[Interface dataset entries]
--------------------

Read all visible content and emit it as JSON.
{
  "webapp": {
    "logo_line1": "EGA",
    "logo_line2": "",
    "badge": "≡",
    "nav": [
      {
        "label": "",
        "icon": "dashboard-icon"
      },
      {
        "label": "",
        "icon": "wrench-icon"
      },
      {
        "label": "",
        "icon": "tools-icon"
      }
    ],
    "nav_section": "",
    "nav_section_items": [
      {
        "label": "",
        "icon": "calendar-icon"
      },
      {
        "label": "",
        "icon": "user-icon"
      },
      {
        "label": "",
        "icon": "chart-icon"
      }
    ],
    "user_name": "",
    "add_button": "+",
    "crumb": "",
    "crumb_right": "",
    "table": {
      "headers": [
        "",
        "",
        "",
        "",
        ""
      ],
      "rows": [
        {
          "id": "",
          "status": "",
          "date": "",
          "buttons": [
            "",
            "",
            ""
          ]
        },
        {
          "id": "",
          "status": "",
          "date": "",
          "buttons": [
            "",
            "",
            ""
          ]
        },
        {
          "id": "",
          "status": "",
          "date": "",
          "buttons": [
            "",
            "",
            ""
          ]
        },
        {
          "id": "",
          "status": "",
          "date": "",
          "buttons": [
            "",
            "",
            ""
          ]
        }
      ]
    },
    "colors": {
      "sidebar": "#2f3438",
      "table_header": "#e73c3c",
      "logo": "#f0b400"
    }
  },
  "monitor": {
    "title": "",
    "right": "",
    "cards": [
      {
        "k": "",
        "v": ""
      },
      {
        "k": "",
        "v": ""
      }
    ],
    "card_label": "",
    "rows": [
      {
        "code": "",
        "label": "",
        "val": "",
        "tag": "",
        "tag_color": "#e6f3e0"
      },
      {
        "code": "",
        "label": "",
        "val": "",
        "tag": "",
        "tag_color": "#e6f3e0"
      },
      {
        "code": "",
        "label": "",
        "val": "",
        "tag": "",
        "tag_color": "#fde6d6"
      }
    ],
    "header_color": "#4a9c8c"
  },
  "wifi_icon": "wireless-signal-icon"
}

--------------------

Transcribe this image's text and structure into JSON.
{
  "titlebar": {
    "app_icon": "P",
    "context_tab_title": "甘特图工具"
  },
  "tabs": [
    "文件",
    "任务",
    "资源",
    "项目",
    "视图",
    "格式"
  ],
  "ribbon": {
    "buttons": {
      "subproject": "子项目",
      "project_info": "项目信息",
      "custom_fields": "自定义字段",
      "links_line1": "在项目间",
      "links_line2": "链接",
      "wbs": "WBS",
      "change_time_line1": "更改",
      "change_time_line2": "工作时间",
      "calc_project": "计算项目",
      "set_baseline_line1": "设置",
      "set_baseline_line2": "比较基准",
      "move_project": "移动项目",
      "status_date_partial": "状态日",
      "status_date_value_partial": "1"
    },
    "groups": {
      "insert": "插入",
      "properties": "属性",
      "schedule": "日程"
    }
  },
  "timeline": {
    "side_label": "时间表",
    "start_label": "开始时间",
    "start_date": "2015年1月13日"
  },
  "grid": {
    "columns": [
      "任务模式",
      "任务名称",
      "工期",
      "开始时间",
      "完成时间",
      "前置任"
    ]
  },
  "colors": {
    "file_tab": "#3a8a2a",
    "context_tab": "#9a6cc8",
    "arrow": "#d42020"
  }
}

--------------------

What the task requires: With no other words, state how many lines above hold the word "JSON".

Result: 2